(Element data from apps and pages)
........

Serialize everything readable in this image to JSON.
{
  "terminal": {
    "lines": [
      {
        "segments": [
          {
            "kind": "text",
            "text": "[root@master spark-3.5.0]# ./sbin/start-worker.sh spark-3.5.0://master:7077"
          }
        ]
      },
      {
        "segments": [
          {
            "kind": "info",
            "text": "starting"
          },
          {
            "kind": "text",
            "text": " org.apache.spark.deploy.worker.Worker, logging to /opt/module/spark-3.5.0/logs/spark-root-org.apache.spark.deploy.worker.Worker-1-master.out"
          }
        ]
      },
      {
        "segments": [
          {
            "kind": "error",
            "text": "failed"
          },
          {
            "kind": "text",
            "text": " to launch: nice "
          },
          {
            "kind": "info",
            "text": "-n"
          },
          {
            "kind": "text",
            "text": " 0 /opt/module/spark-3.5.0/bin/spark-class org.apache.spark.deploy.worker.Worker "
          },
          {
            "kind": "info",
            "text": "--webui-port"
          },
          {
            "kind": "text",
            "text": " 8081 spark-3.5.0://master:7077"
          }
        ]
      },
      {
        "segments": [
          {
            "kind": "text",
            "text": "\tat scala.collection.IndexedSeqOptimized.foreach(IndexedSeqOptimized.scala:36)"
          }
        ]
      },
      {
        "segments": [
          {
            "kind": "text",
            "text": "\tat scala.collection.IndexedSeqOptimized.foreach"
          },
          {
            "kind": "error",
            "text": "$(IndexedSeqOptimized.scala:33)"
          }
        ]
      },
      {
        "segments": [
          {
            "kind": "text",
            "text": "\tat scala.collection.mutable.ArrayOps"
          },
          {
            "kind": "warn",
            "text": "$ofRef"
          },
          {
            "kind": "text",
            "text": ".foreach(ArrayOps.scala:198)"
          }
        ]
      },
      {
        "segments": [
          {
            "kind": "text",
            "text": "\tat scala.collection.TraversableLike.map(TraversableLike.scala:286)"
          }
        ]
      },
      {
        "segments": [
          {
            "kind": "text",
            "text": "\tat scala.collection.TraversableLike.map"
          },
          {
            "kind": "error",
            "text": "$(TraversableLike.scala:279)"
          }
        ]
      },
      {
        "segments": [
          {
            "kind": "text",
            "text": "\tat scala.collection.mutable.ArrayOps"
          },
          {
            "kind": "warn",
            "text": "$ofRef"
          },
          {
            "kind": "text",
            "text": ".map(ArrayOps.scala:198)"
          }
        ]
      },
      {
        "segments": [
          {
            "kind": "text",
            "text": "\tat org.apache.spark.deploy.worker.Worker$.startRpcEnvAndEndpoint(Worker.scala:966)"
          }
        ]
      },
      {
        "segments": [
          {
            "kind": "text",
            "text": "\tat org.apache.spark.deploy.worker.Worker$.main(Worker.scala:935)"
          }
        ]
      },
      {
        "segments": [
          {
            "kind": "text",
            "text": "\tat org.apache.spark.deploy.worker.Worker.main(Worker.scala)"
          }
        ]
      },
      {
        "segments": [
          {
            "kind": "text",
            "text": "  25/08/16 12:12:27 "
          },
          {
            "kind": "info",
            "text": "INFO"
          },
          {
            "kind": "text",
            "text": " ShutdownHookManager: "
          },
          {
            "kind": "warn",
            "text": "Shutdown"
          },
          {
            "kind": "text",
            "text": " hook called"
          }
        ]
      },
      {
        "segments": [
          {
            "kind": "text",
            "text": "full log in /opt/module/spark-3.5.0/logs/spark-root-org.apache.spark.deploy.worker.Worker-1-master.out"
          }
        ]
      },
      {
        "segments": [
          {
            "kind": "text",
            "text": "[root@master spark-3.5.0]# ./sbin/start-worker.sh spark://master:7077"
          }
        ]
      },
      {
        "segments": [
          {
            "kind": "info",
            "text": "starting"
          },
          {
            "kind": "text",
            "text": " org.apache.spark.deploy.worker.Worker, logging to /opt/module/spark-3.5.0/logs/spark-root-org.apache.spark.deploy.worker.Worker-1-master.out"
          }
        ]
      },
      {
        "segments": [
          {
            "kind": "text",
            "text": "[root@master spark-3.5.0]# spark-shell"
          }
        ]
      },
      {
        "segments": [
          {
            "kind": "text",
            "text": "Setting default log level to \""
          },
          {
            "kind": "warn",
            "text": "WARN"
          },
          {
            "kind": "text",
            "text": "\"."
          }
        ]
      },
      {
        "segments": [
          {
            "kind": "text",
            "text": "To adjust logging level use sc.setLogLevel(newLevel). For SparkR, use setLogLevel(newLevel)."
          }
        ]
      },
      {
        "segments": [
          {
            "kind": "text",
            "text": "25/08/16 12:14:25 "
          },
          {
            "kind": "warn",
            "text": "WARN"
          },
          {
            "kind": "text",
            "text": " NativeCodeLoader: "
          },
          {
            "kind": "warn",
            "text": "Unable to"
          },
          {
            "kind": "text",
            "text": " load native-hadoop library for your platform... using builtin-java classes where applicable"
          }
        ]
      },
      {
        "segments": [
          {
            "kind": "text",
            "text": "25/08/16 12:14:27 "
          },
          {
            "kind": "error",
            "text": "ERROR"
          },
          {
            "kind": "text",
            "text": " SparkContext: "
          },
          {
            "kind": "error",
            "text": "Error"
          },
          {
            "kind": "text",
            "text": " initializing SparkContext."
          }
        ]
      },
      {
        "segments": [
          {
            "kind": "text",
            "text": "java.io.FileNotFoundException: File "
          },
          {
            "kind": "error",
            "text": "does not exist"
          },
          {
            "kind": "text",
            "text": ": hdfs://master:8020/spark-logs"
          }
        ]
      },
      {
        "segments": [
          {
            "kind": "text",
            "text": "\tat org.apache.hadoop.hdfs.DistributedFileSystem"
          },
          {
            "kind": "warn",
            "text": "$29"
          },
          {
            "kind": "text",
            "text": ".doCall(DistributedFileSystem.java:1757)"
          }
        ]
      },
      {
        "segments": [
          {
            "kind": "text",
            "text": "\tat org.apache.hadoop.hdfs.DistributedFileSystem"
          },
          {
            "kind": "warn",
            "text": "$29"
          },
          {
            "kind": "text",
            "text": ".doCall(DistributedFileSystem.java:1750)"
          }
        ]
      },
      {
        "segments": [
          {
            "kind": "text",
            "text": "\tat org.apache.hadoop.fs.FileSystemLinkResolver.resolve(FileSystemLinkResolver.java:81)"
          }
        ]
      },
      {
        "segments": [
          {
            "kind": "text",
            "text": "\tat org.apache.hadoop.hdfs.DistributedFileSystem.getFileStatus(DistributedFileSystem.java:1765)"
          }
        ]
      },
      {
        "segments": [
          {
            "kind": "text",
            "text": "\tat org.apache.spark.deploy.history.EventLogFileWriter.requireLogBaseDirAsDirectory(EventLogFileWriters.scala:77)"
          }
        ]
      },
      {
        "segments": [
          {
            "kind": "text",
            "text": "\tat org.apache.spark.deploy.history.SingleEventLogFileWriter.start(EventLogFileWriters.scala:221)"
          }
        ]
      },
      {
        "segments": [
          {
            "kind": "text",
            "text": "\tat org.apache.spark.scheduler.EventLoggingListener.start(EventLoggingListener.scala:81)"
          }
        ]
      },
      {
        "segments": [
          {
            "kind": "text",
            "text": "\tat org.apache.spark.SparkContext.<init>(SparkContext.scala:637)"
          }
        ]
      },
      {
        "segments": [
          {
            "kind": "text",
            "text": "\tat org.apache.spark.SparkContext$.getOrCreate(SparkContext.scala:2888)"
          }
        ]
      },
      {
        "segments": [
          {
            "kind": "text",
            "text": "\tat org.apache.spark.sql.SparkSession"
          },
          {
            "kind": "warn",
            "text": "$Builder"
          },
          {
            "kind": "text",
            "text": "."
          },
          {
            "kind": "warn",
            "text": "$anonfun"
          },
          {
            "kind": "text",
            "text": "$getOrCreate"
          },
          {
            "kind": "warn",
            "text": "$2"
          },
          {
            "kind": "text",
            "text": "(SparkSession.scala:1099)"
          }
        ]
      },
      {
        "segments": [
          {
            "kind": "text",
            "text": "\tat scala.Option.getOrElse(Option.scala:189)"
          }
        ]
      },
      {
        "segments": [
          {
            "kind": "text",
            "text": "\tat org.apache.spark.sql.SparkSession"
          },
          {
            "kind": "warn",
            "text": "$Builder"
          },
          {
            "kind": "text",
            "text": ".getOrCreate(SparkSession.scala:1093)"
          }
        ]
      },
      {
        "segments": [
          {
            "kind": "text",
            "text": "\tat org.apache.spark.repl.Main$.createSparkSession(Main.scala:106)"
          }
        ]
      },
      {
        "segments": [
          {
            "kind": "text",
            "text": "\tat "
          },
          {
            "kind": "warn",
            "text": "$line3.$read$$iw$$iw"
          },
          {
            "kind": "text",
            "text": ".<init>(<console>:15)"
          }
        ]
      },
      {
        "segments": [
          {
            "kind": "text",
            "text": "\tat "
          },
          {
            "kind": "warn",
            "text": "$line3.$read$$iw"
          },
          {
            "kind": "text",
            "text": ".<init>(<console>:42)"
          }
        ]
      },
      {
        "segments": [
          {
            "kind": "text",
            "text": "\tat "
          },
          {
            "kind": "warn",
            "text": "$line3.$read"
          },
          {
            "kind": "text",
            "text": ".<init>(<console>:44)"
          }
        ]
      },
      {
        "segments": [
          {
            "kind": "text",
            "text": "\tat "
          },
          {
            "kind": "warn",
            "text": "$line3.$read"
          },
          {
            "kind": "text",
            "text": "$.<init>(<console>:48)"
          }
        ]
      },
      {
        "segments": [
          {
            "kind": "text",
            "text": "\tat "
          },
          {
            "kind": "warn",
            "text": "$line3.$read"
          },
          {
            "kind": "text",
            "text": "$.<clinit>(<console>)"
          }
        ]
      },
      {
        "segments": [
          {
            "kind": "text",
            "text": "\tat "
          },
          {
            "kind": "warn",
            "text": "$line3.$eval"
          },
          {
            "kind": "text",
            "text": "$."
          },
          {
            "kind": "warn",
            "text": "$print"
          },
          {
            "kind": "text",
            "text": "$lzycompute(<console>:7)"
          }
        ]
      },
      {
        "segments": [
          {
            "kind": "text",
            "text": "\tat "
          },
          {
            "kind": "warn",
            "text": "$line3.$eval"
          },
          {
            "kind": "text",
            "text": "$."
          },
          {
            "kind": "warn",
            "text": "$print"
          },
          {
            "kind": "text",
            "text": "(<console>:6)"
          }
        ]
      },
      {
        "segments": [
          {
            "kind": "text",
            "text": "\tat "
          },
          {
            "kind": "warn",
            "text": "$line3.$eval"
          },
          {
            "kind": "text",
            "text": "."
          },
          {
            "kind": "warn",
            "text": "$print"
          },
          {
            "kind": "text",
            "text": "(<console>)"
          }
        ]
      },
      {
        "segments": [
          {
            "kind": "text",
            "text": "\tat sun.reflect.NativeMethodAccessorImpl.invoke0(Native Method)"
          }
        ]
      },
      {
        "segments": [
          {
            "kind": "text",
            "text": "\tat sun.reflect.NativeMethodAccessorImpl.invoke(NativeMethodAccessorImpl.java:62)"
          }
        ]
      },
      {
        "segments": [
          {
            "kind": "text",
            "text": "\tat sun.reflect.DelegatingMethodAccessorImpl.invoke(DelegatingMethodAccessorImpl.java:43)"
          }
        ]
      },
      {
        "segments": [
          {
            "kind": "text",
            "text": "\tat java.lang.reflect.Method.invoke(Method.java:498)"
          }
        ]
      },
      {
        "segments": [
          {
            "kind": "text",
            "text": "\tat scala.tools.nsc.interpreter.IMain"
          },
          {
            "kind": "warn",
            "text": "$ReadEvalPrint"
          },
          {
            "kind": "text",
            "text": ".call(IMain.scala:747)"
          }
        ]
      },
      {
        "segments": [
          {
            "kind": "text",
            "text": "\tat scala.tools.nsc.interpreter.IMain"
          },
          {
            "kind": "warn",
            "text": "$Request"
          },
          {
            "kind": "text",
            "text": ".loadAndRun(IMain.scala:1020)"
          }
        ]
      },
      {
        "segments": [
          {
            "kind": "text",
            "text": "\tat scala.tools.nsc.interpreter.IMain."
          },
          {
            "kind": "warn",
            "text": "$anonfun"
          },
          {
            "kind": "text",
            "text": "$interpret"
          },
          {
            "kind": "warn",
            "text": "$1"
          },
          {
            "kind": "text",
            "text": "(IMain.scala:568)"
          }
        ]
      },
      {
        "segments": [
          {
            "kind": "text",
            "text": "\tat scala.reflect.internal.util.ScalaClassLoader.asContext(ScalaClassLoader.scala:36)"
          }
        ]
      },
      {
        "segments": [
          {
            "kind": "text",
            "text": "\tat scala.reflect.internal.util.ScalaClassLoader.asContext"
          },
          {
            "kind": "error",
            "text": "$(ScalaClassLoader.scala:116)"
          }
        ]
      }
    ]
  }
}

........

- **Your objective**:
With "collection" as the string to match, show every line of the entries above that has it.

- **Expected answer**:
            "text": "\tat scala.collection.IndexedSeqOptimized.foreach(IndexedSeqOptimized.scala:36)"
            "text": "\tat scala.collection.IndexedSeqOptimized.foreach"
            "text": "\tat scala.collection.mutable.ArrayOps"
            "text": "\tat scala.collection.TraversableLike.map(TraversableLike.scala:286)"
            "text": "\tat scala.collection.TraversableLike.map"
            "text": "\tat scala.collection.mutable.ArrayOps"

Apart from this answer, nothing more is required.